“When the patient leaves the hospital, our transition care managers look into whether they have care at home or whether they need home care visits,” said Thompson.
“They check on their meds, and make sure the patients can get them when they’re needed, and even if they have money for them. They’ll look at if they have a follow up with a doctor, and if they can get there,” and many other things.
High-risk patients will be identified – those who appear more likely to return to hospital – and efforts will be made to put them into special programs, to improve their health.
In a real innovation, ICP uses Care Coordinators assigned to primary care offices. Care Coordinators are specially trained medical professionals like Medical Assistants or former military medics.

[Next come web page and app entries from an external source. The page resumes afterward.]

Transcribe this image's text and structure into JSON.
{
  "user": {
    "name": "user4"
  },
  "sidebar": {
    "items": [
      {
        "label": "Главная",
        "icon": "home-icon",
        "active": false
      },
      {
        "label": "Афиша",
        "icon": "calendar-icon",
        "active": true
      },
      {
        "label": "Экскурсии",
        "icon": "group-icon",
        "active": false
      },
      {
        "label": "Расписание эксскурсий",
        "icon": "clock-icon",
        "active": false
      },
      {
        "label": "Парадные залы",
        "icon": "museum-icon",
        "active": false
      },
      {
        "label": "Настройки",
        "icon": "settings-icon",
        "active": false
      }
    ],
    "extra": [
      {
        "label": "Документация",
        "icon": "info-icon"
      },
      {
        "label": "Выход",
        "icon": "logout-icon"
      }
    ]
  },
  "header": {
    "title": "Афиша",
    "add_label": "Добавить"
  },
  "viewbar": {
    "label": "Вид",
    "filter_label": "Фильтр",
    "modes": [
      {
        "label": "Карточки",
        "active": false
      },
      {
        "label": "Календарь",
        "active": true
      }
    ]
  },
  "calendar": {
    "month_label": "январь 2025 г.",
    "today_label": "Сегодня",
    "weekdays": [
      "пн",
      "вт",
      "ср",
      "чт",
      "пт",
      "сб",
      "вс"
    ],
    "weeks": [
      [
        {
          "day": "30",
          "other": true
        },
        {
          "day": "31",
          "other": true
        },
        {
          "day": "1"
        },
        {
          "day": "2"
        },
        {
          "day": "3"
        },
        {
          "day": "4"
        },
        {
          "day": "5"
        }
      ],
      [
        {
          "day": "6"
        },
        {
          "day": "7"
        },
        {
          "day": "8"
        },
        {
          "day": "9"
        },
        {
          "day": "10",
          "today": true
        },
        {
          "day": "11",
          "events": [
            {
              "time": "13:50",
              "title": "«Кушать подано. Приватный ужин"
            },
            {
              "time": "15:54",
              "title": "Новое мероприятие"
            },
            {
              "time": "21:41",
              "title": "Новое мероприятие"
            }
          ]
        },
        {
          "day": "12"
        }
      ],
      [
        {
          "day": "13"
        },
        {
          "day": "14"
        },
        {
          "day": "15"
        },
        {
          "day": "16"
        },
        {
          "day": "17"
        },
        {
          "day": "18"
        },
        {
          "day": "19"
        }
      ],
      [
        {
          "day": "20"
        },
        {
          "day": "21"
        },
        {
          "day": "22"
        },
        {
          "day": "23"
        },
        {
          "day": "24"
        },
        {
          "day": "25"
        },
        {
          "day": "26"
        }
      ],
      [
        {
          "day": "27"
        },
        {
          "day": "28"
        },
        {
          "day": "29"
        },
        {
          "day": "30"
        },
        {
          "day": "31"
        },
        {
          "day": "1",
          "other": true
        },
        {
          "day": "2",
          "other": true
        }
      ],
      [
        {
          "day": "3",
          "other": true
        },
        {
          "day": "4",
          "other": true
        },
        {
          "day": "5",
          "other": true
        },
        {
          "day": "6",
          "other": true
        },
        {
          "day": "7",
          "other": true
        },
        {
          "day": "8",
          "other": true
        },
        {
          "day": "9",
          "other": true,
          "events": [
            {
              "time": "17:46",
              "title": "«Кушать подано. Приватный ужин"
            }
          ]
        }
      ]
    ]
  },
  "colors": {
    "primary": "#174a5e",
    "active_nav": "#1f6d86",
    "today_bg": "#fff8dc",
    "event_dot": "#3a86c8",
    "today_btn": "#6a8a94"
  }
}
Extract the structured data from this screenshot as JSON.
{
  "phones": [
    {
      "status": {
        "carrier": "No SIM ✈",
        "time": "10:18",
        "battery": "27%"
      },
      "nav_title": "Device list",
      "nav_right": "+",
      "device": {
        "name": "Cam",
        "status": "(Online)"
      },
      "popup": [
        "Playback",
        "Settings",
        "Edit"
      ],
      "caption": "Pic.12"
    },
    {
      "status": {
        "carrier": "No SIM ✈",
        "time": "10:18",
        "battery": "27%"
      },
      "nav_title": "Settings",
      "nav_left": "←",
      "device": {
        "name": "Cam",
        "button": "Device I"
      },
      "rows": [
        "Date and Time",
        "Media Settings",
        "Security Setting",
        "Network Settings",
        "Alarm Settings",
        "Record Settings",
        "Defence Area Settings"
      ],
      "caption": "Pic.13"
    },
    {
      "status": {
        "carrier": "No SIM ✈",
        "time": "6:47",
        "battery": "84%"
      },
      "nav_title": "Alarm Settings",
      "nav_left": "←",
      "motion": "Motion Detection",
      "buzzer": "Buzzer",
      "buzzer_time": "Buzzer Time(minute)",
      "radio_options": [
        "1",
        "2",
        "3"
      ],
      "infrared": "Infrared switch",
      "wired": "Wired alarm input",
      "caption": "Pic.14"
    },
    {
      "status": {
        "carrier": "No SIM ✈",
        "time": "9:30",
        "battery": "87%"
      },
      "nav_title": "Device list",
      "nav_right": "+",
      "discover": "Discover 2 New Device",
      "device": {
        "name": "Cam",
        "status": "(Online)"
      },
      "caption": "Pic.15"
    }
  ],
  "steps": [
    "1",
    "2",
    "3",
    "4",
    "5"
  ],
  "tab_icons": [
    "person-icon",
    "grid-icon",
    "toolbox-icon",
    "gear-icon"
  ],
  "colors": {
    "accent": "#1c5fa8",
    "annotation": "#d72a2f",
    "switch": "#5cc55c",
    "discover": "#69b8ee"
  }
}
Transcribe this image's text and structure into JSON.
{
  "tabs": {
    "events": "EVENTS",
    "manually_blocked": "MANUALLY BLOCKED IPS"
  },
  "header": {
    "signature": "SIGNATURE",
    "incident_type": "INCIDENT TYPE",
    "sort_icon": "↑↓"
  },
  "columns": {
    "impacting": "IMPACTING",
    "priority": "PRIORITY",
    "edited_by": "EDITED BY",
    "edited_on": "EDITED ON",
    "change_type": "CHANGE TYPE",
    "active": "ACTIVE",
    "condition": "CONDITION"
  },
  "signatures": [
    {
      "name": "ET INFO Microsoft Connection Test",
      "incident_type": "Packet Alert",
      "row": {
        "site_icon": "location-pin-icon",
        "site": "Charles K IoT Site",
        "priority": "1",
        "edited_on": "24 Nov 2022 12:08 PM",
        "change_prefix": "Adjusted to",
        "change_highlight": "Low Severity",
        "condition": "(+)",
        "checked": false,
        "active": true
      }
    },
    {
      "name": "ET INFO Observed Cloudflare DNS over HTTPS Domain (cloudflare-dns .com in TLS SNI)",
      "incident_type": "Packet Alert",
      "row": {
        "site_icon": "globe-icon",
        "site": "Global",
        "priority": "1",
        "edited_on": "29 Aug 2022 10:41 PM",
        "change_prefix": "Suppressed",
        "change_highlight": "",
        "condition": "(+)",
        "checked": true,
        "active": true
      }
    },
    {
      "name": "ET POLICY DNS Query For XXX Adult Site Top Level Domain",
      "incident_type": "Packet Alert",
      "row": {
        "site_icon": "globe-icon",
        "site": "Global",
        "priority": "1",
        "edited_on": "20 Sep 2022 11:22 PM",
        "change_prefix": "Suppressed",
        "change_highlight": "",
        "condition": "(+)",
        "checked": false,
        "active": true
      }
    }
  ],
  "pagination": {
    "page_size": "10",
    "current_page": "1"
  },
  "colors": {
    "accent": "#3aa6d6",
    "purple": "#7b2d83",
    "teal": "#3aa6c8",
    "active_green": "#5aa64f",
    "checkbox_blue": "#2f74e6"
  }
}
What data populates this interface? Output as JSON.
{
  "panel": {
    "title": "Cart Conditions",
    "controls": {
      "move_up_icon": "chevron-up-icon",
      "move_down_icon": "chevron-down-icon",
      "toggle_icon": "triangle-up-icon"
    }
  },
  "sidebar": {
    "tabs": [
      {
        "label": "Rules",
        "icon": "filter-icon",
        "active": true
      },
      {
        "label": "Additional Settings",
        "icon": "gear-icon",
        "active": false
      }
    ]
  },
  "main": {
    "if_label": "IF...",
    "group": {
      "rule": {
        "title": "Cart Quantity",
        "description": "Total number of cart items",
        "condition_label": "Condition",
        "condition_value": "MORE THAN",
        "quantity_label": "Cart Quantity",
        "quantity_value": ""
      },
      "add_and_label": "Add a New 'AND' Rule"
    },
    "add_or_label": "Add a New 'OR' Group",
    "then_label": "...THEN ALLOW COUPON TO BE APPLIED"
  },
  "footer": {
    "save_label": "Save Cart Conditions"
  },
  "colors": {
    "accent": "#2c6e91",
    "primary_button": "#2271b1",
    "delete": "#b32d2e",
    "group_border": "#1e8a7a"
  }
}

The Care Coordinators develop long-term relationships with moderate to high risk chronic condition patients to help improve their health status.
Part of the program is also paying great attention to the social determinants of health. “We’re finding out everything about our patients, including their cats and dogs,” said Thompson. He talked about one patient who hadn’t had a follow-up visit with a doctor in six months. It turned out that she was afraid to go out and leave her dog alone. In that case, a dog sitter was arranged.
In another instance, a hairdresser was brought in for a woman who hadn’t had her hair cut in some time – it was the reason she wouldn’t go in for a routine PCP visit.
“Our Care Coordinators can help with mental health and depression,” said Thompson. He discussed a COPD patient whose depression was brought down from 20 to 7 on the PHQ-2 scale after ICP managers arranged to get him a special device for use in the home. “He also went on vacation for the first time in five years.”
Not only did that help the patient, but the improvement in his health also saved the healthcare payer $70,000 a year.
All of these elements – evidence-driven medicine, physician performance, links between caregivers – are dependent on information and computers. “Technology is a major enabler of our success,” said Thompson. “We couldn’t do it without all kinds of great technology.”